■ Your goal: Search the entries below for the string "from" and copy the lines that hold it.
(Data for review begins)
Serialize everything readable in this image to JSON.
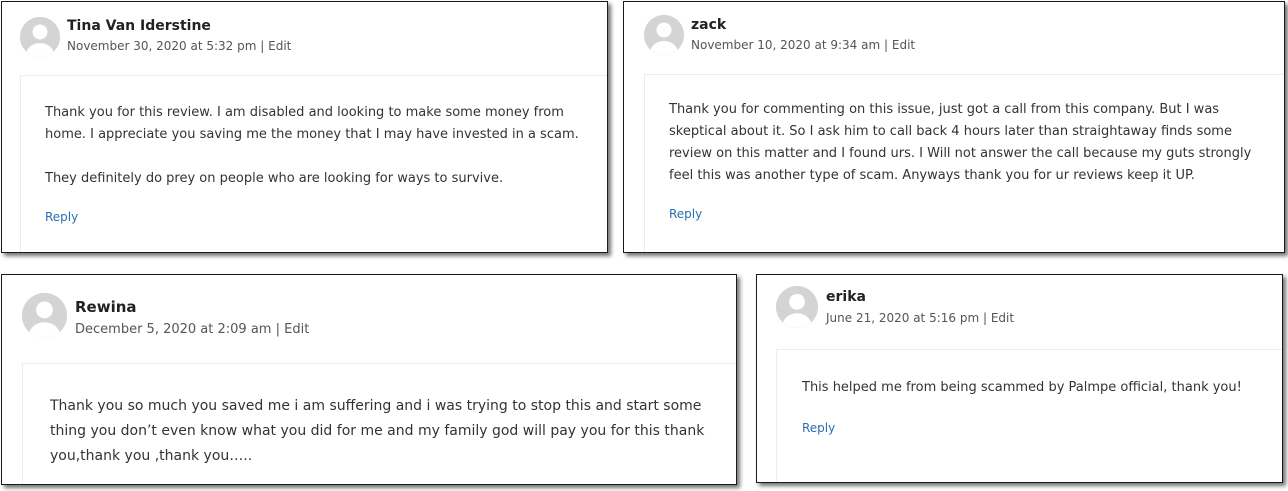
{
  "comments": [
    {
      "author": "Tina Van Iderstine",
      "date": "November 30, 2020 at 5:32 pm",
      "separator": "|",
      "edit": "Edit",
      "paragraphs": [
        "Thank you for this review. I am disabled and looking to make some money from home. I appreciate you saving me the money that I may have invested in a scam.",
        "They definitely do prey on people who are looking for ways to survive."
      ],
      "reply": "Reply"
    },
    {
      "author": "zack",
      "date": "November 10, 2020 at 9:34 am",
      "separator": "|",
      "edit": "Edit",
      "paragraphs": [
        "Thank you for commenting on this issue, just got a call from this company. But I was skeptical about it. So I ask him to call back 4 hours later than straightaway finds some review on this matter and I found urs. I Will not answer the call because my guts strongly feel this was another type of scam. Anyways thank you for ur reviews keep it UP."
      ],
      "reply": "Reply"
    },
    {
      "author": "Rewina",
      "date": "December 5, 2020 at 2:09 am",
      "separator": "|",
      "edit": "Edit",
      "paragraphs": [
        "Thank you so much you saved me i am suffering and i was trying to stop this and start some thing you don’t even know what you did for me and my family god will pay you for this thank you,thank you ,thank you….."
      ],
      "reply": ""
    },
    {
      "author": "erika",
      "date": "June 21, 2020 at 5:16 pm",
      "separator": "|",
      "edit": "Edit",
      "paragraphs": [
        "This helped me from being scammed by Palmpe official, thank you!"
      ],
      "reply": "Reply"
    }
  ],
  "colors": {
    "link": "#2a6fb0",
    "text": "#333333",
    "meta": "#555555",
    "avatar": "#d4d4d4"
  },
  "icons": {
    "avatar": "default-user-avatar-icon"
  }
}
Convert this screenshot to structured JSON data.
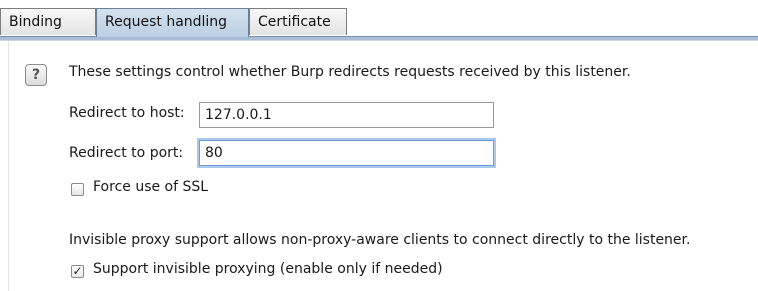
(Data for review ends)
■ Response to the exercise:
        "Thank you for this review. I am disabled and looking to make some money from home. I appreciate you saving me the money that I may have invested in a scam.",
        "Thank you for commenting on this issue, just got a call from this company. But I was skeptical about it. So I ask him to call back 4 hours later than straightaway finds some review on this matter and I found urs. I Will not answer the call because my guts strongly feel this was another type of scam. Anyways thank you for ur reviews keep it UP."
        "This helped me from being scammed by Palmpe official, thank you!"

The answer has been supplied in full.